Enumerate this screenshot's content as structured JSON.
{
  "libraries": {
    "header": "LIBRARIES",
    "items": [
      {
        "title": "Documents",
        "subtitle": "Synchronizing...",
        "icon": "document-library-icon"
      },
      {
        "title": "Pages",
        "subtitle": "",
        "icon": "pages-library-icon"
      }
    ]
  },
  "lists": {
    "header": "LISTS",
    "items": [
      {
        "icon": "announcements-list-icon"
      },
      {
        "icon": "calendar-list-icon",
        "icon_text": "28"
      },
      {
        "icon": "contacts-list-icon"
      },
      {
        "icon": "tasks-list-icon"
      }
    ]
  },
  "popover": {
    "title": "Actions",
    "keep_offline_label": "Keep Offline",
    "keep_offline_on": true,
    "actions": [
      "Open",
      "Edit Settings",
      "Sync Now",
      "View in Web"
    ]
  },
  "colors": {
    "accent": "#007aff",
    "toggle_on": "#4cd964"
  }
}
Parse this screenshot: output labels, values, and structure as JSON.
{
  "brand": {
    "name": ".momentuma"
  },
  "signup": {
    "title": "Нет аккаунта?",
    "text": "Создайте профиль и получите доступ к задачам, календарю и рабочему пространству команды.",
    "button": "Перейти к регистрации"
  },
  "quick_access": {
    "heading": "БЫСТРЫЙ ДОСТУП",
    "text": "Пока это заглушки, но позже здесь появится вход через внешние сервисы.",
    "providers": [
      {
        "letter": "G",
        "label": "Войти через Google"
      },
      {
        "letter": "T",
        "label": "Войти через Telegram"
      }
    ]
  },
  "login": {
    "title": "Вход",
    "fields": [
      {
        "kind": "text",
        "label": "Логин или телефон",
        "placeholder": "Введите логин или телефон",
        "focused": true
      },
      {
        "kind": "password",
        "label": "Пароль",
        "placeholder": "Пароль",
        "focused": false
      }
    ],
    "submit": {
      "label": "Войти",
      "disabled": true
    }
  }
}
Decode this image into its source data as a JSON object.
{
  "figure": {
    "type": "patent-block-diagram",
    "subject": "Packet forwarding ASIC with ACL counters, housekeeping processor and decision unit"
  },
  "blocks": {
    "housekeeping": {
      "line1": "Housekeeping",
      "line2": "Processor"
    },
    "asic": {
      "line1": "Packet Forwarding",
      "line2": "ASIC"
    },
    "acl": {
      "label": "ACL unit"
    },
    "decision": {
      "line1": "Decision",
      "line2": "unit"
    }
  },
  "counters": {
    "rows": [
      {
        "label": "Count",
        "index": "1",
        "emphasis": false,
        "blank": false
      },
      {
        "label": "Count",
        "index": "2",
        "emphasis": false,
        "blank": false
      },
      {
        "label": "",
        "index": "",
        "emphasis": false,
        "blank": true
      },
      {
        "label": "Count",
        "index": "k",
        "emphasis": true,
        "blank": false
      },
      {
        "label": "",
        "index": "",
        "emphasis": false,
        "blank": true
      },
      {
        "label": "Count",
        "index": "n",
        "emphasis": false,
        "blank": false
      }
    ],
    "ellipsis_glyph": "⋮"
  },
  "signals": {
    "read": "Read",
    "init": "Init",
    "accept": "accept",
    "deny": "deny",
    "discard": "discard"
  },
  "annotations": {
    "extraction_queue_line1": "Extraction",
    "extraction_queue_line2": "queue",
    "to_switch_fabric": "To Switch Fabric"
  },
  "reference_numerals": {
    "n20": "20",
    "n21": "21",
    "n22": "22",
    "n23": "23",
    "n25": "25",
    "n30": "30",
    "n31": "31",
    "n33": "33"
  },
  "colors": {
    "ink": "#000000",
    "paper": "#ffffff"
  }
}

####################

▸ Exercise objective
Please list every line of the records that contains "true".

▸ Answer box
    "keep_offline_on": true,
        "focused": true
      "disabled": true
        "blank": true
        "emphasis": true,
        "blank": true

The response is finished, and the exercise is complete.